(Records from a dataset)
BEGIN

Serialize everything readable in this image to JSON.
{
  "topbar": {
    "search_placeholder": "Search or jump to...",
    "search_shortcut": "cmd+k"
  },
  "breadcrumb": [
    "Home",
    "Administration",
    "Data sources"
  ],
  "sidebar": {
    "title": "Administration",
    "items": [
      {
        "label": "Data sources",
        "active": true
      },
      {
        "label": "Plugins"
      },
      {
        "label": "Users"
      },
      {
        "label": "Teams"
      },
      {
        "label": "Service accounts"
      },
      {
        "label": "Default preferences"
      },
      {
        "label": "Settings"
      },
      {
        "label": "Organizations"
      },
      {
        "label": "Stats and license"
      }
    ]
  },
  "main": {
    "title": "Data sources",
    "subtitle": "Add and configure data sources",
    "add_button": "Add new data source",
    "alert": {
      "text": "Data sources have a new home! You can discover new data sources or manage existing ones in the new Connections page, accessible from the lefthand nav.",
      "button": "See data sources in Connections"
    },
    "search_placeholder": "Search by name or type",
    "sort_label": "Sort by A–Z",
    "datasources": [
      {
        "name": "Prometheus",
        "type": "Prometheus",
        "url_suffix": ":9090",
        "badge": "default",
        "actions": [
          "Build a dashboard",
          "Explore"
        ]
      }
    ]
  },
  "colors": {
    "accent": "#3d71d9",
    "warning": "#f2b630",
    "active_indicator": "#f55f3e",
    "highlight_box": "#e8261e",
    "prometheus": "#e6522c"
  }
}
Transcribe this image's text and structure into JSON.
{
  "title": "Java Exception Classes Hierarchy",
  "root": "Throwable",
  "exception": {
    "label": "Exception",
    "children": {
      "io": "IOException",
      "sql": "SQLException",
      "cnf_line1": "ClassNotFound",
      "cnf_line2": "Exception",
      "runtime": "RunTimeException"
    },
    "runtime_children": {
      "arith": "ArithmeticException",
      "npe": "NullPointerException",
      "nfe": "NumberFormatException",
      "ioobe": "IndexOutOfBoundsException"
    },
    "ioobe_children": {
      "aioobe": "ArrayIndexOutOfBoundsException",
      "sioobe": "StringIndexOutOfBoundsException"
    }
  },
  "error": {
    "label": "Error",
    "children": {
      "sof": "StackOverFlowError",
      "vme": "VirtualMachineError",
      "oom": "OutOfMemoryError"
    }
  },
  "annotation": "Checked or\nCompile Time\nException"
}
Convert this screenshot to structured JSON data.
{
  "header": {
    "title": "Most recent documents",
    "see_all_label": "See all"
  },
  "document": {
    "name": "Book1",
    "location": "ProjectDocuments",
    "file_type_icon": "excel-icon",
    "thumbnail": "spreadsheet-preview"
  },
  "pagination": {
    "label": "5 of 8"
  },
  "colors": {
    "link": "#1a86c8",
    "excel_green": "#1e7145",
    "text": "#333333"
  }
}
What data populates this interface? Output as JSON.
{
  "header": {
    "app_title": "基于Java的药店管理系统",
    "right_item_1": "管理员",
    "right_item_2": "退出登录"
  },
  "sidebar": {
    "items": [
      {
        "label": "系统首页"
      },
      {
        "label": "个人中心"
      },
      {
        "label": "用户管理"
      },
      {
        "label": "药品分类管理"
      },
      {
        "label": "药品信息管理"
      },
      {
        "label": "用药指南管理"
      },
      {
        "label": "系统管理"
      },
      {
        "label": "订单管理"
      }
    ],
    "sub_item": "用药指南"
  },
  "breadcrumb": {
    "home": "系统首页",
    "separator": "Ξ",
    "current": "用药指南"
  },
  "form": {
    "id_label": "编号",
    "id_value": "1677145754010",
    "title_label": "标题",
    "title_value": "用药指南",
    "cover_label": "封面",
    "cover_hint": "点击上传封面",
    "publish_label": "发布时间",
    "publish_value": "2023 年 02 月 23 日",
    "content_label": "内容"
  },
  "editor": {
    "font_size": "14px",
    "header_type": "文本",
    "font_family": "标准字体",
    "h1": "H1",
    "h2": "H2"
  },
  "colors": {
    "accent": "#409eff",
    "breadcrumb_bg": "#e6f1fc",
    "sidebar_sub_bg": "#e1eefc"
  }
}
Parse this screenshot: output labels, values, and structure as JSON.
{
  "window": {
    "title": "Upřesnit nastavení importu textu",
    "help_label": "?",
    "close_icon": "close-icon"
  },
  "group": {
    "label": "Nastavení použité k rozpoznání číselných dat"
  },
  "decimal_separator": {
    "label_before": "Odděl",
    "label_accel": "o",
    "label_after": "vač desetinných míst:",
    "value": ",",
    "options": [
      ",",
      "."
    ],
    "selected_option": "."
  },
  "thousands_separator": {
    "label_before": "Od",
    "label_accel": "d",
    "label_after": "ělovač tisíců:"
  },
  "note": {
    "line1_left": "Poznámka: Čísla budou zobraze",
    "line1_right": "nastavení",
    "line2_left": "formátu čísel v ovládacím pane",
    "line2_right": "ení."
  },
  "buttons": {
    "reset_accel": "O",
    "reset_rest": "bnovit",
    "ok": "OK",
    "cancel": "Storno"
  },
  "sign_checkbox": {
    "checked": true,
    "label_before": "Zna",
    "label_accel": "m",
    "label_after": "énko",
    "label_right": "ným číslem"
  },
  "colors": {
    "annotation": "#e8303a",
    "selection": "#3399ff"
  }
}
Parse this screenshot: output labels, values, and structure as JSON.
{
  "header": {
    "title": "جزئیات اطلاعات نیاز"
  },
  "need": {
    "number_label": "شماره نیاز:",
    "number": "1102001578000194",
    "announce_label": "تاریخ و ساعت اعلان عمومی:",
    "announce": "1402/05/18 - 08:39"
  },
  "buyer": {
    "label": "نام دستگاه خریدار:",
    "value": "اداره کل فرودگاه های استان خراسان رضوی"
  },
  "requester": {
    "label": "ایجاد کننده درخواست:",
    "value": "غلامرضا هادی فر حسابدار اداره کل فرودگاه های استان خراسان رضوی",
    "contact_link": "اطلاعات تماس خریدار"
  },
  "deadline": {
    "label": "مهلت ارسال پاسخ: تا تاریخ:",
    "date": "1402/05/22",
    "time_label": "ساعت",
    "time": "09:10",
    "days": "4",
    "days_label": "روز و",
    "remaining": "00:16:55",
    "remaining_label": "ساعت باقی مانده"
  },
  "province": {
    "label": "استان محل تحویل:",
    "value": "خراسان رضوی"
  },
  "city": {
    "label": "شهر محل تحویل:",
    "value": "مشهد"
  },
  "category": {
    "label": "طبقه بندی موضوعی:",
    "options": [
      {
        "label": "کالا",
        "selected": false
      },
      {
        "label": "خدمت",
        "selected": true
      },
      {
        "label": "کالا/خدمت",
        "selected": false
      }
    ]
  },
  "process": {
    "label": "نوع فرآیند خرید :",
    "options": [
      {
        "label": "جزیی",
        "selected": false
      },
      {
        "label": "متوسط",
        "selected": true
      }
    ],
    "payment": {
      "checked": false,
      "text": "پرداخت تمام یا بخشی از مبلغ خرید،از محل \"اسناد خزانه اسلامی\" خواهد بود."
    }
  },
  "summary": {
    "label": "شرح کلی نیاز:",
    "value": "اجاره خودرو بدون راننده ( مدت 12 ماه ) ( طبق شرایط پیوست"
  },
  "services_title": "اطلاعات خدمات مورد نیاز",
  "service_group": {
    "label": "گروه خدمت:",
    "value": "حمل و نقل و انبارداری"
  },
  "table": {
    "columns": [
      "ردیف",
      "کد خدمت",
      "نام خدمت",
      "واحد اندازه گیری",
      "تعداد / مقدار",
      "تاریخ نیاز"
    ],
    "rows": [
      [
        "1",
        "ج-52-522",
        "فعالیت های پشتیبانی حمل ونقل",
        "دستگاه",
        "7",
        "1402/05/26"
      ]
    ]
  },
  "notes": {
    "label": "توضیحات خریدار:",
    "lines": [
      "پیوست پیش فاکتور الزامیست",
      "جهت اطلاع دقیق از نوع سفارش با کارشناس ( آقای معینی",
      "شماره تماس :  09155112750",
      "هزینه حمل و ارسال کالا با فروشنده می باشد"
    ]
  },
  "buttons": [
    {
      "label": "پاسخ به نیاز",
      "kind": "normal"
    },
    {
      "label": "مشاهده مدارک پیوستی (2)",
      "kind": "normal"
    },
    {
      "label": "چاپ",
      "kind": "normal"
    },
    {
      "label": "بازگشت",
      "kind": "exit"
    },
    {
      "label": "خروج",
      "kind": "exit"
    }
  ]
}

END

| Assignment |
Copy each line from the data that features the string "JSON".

| Written answer |
Serialize everything readable in this image to JSON.
Transcribe this image's text and structure into JSON.
Convert this screenshot to structured JSON data.
What data populates this interface? Output as JSON.
Parse this screenshot: output labels, values, and structure as JSON.
Parse this screenshot: output labels, values, and structure as JSON.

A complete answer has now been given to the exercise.